An outline of the forms observed in the conduct of impeachments may be briefly given. A member of the house of commons charges the accused of cer tain high crimes and misdemeanors, and moves that he be impeached. If the house agree to it, the member is ordered to go to the lords, and at their bar, in the name of the house of commons and of all the commons of the United Kingdom, to impeach the accused. A committee is then ordered to draw up articles of im peachment, which are reported to the house, and having been discussed and agreed upon, are engrossed and delivered to the lords. Further articles may be delivered from time to time.

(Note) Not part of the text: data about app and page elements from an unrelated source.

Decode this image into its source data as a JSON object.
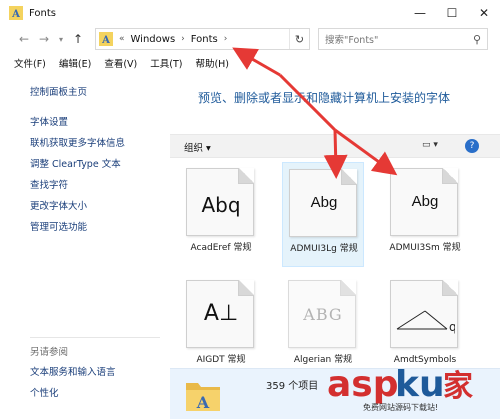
{
  "window": {
    "title": "Fonts",
    "controls": {
      "minimize": "—",
      "maximize": "☐",
      "close": "✕"
    }
  },
  "address": {
    "overflow": "«",
    "crumbs": [
      "Windows",
      "Fonts"
    ],
    "separator": "›",
    "refresh_icon": "refresh-icon",
    "search_placeholder": "搜索\"Fonts\""
  },
  "menu": [
    "文件(F)",
    "编辑(E)",
    "查看(V)",
    "工具(T)",
    "帮助(H)"
  ],
  "left_pane": {
    "home": "控制面板主页",
    "links": [
      "字体设置",
      "联机获取更多字体信息",
      "调整 ClearType 文本",
      "查找字符",
      "更改字体大小",
      "管理可选功能"
    ],
    "see_also_heading": "另请参阅",
    "see_also": [
      "文本服务和输入语言",
      "个性化"
    ]
  },
  "content": {
    "title": "预览、删除或者显示和隐藏计算机上安装的字体",
    "toolbar": {
      "organize": "组织 ▾",
      "view": "▭ ▾",
      "help": "?"
    },
    "fonts": [
      {
        "sample": "Abq",
        "label": "AcadEref 常规"
      },
      {
        "sample": "Abg",
        "label": "ADMUI3Lg 常规"
      },
      {
        "sample": "Abg",
        "label": "ADMUI3Sm 常规"
      },
      {
        "sample": "A⊥",
        "label": "AIGDT 常规"
      },
      {
        "sample": "ABG",
        "label": "Algerian 常规"
      },
      {
        "sample": "",
        "label": "AmdtSymbols"
      }
    ],
    "status": "359 个项目"
  },
  "watermark": {
    "text": "aspku家",
    "sub": "免费网站源码下载站!"
  },
  "colors": {
    "accent": "#1e5a9a",
    "arrow": "#e53935",
    "status_bg": "#eaf3fd"
  }
}
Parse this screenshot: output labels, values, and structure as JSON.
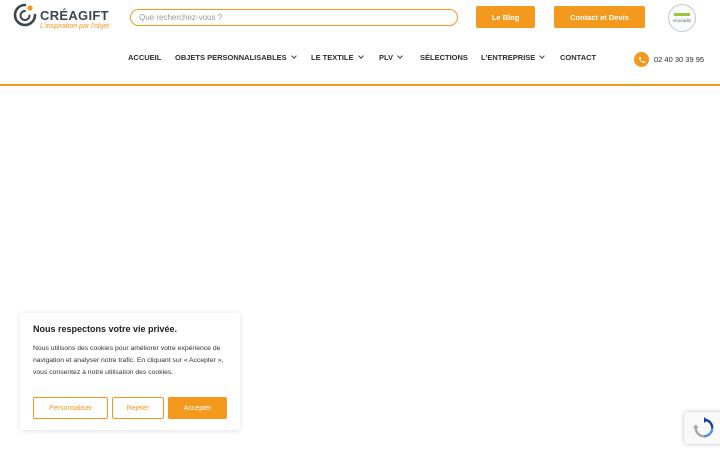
{
  "header": {
    "logo": {
      "name": "CRÉAGIFT",
      "tagline": "L'inspiration par l'objet"
    },
    "search": {
      "placeholder": "Que recherchez-vous ?",
      "value": ""
    },
    "buttons": {
      "blog": "Le Blog",
      "contact": "Contact et Devis"
    },
    "badge": {
      "text": "ecovadis"
    },
    "nav": [
      {
        "label": "ACCUEIL",
        "has_dropdown": false
      },
      {
        "label": "OBJETS PERSONNALISABLES",
        "has_dropdown": true
      },
      {
        "label": "LE TEXTILE",
        "has_dropdown": true
      },
      {
        "label": "PLV",
        "has_dropdown": true
      },
      {
        "label": "SÉLECTIONS",
        "has_dropdown": false
      },
      {
        "label": "L'ENTREPRISE",
        "has_dropdown": true
      },
      {
        "label": "CONTACT",
        "has_dropdown": false
      }
    ],
    "phone": "02 40 30 39 95"
  },
  "cookie": {
    "title": "Nous respectons votre vie privée.",
    "text": "Nous utilisons des cookies pour améliorer votre expérience de navigation et analyser notre trafic. En cliquant sur « Accepter », vous consentez à notre utilisation des cookies.",
    "buttons": {
      "customize": "Personnaliser",
      "reject": "Rejeter",
      "accept": "Accepter"
    }
  },
  "colors": {
    "accent": "#f39a1e",
    "text": "#2a2f33",
    "logo_dark": "#3a4750",
    "badge_green": "#9bc53d"
  },
  "icons": {
    "phone": "phone-icon",
    "recaptcha": "recaptcha-icon",
    "chevron": "chevron-down-icon"
  }
}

In the case of Warren Hastings the articles had been prepared before his impeachment at the bar of the house of lords. The accused sends answers to each article, which are communicated to the commons by the lords ; to these, replications are returned if necessary. After these pre liminaries, the lords appoint a day for the trial. The commons desire the lords to summon the witnesses required to prove their charges and appoint mana gers to conduct the proceedings. West minster Hall has been usually fitted up as the court, which is presided over by the lord high steward. The commons attend with the managers as a committee of the whole house. The accused re

mains in the custody of the usher of the black rod, to whom he is delivered, if a commoner, by the serjeant-at-arms aP tending the house of commons. The managers should confine themselves to charges contained in the articles of im peachment. Mr. Warren Hastings com plained of matters having been introduced which had not been originally laid to his charge, and the house resolved that cer tain words ought not to have been spoken by Mr. Burke. Persons impeached of high treason are entitled, by statute 20 Geo. IL c. 30, to make their full defence by counsel, a privilege which is not denied to persons charged with high crimes and misdemeanors.

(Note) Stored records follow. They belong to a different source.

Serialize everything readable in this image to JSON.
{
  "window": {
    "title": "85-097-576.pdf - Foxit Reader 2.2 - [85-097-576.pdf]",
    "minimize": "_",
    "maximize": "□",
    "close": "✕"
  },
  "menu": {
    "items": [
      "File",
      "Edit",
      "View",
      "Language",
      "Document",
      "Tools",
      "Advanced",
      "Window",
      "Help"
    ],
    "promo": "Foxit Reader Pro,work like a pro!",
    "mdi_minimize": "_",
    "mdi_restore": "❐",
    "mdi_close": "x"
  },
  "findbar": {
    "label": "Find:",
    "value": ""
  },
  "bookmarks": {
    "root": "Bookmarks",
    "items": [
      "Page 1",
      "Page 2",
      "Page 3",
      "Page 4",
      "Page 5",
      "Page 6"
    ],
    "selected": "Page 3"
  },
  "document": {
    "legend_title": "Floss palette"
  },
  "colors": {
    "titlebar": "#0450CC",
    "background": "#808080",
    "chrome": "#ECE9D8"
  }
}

When the managers have made their charges and adduced evidence in support of them, the accused answers them, and the managers have a right to reply. The lords then proceed to judgment in this manner :—The lord high steward puts to each peer, beginning with the junior baron, the question upon the first article, whether the accused be guilty of the orimes charged therein. The peers in succession rise in their places when the question is put, and standing uncovered, and laying their right bands upon their breast, answer " guilty," or " not guilty," as the case may be, "upon my honour." Each article is proceeded with separately in the same manner, the lord high steward giving his own opinion the last. The numbers are then cast up, and being as certained, are declared by the lord high steward to the lords, and the accused is acquainted with the result.

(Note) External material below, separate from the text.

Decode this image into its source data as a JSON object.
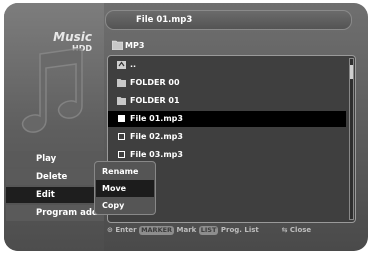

(Coke's Fourth Institute, cap. 1; The Soveraigne Power of Parliaments, by W. Prynne, 1643 ; Parliamentary Writs, by W. Prynne, in four parts, 1659-1664; Privileges of the Baronage of England when they sit in Parliament, by John Selden, 12mo., 1642; Modes tenendi Parliamentum, by W. Hakewel, 1660; Lex Parliamentaria, by G. P., Esq., 12mo. 1690; Constitution of Parliaments in England, deduced from the time of King Edward the Second, by Sir John Pettus, 1680; Original Institution, Power, and Jurisdiction of Parliaments, by Sir M. Hale, 1707; republished by Hargrave, with preface, 1776 ; Antient Right of the Commons of England, by William Petyt, 1680; Parliamentary and Political Traets, written by Sir Robert Atkins, 2nd edit., 1741; History of the High Court of Parliament, by T. Gordon, 1731 ; Manner of holding Parliaments in England, by Henry Elsynge, Cler. Part., 1768 ; Free Parliaments, by Roger Acher ley, 1731 ; Blackstone's Comm., book 1st ; D'Ewes's Journal ; Lords' Journals; Commons' Journals • General Indexes and Calendars to Lords' Journals, 1509 1819; General Indexes to Commons' Journals, 1547-1837 ; Thal of Henri Lord Viscount Melville, published by order of the House of Lords, fol., 1806; State Trials ; Parliamentary History ; Wynn's Argument upon the Jurisdiction of the Commons to commit, 1810; Hat sell's Precedents, new edit., 1818 ; A Treatise upon the Law, Privileyes, Proceedings and Usage of Parliament, by Thomas Erskine May, Esq., Barrister at Law, Assistant Librarian of the House of Commons. May 2nd, 1844.)